Interface dataset entries
◇ ◇ ◇ ◇ ◇

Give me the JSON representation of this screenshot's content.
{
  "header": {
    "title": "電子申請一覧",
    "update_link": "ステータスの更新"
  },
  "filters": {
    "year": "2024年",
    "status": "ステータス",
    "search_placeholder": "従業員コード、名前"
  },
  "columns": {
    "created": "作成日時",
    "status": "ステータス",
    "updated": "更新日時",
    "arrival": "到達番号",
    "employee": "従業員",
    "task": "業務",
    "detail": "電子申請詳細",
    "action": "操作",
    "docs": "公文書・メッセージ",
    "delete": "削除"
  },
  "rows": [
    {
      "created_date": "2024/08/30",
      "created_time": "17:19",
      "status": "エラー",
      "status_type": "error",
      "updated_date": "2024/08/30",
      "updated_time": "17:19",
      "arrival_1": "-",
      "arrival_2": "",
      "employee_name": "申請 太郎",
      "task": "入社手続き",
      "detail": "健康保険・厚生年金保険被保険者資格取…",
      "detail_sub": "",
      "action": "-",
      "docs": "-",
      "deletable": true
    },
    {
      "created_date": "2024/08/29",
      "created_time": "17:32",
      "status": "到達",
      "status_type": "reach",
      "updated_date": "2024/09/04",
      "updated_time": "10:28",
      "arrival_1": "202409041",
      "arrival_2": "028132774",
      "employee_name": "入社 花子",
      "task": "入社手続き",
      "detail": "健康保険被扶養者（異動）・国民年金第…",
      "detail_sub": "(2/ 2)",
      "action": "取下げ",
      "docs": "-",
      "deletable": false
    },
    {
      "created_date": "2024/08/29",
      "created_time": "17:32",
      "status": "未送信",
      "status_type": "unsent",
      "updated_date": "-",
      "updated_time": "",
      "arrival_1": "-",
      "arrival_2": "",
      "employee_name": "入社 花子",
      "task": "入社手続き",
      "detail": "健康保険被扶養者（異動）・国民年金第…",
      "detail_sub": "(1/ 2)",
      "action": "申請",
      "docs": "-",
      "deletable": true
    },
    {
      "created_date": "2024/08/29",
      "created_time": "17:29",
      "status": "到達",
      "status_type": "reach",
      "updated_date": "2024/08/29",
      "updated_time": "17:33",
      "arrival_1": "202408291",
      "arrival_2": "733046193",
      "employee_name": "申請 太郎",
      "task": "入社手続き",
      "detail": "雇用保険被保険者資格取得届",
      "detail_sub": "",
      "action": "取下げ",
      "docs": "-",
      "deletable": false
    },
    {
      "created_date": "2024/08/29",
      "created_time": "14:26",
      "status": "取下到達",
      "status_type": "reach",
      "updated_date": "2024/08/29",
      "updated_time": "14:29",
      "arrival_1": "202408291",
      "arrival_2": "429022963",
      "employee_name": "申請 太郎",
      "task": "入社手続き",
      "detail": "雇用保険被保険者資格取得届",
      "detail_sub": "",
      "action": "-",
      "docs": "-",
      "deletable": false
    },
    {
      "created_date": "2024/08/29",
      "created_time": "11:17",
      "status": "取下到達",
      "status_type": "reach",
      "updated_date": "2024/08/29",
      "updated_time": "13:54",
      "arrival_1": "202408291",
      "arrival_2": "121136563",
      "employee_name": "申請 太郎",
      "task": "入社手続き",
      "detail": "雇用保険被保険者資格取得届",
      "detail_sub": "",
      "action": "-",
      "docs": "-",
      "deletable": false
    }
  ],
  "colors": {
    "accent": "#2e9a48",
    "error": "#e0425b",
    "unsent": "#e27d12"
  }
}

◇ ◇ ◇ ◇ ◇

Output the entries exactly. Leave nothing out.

Give me the JSON representation of this screenshot's content.
{
  "header": {
    "title": "電子申請一覧",
    "update_link": "ステータスの更新"
  },
  "filters": {
    "year": "2024年",
    "status": "ステータス",
    "search_placeholder": "従業員コード、名前"
  },
  "columns": {
    "created": "作成日時",
    "status": "ステータス",
    "updated": "更新日時",
    "arrival": "到達番号",
    "employee": "従業員",
    "task": "業務",
    "detail": "電子申請詳細",
    "action": "操作",
    "docs": "公文書・メッセージ",
    "delete": "削除"
  },
  "rows": [
    {
      "created_date": "2024/08/30",
      "created_time": "17:19",
      "status": "エラー",
      "status_type": "error",
      "updated_date": "2024/08/30",
      "updated_time": "17:19",
      "arrival_1": "-",
      "arrival_2": "",
      "employee_name": "申請 太郎",
      "task": "入社手続き",
      "detail": "健康保険・厚生年金保険被保険者資格取…",
      "detail_sub": "",
      "action": "-",
      "docs": "-",
      "deletable": true
    },
    {
      "created_date": "2024/08/29",
      "created_time": "17:32",
      "status": "到達",
      "status_type": "reach",
      "updated_date": "2024/09/04",
      "updated_time": "10:28",
      "arrival_1": "202409041",
      "arrival_2": "028132774",
      "employee_name": "入社 花子",
      "task": "入社手続き",
      "detail": "健康保険被扶養者（異動）・国民年金第…",
      "detail_sub": "(2/ 2)",
      "action": "取下げ",
      "docs": "-",
      "deletable": false
    },
    {
      "created_date": "2024/08/29",
      "created_time": "17:32",
      "status": "未送信",
      "status_type": "unsent",
      "updated_date": "-",
      "updated_time": "",
      "arrival_1": "-",
      "arrival_2": "",
      "employee_name": "入社 花子",
      "task": "入社手続き",
      "detail": "健康保険被扶養者（異動）・国民年金第…",
      "detail_sub": "(1/ 2)",
      "action": "申請",
      "docs": "-",
      "deletable": true
    },
    {
      "created_date": "2024/08/29",
      "created_time": "17:29",
      "status": "到達",
      "status_type": "reach",
      "updated_date": "2024/08/29",
      "updated_time": "17:33",
      "arrival_1": "202408291",
      "arrival_2": "733046193",
      "employee_name": "申請 太郎",
      "task": "入社手続き",
      "detail": "雇用保険被保険者資格取得届",
      "detail_sub": "",
      "action": "取下げ",
      "docs": "-",
      "deletable": false
    },
    {
      "created_date": "2024/08/29",
      "created_time": "14:26",
      "status": "取下到達",
      "status_type": "reach",
      "updated_date": "2024/08/29",
      "updated_time": "14:29",
      "arrival_1": "202408291",
      "arrival_2": "429022963",
      "employee_name": "申請 太郎",
      "task": "入社手続き",
      "detail": "雇用保険被保険者資格取得届",
      "detail_sub": "",
      "action": "-",
      "docs": "-",
      "deletable": false
    },
    {
      "created_date": "2024/08/29",
      "created_time": "11:17",
      "status": "取下到達",
      "status_type": "reach",
      "updated_date": "2024/08/29",
      "updated_time": "13:54",
      "arrival_1": "202408291",
      "arrival_2": "121136563",
      "employee_name": "申請 太郎",
      "task": "入社手続き",
      "detail": "雇用保険被保険者資格取得届",
      "detail_sub": "",
      "action": "-",
      "docs": "-",
      "deletable": false
    }
  ],
  "colors": {
    "accent": "#2e9a48",
    "error": "#e0425b",
    "unsent": "#e27d12"
  }
}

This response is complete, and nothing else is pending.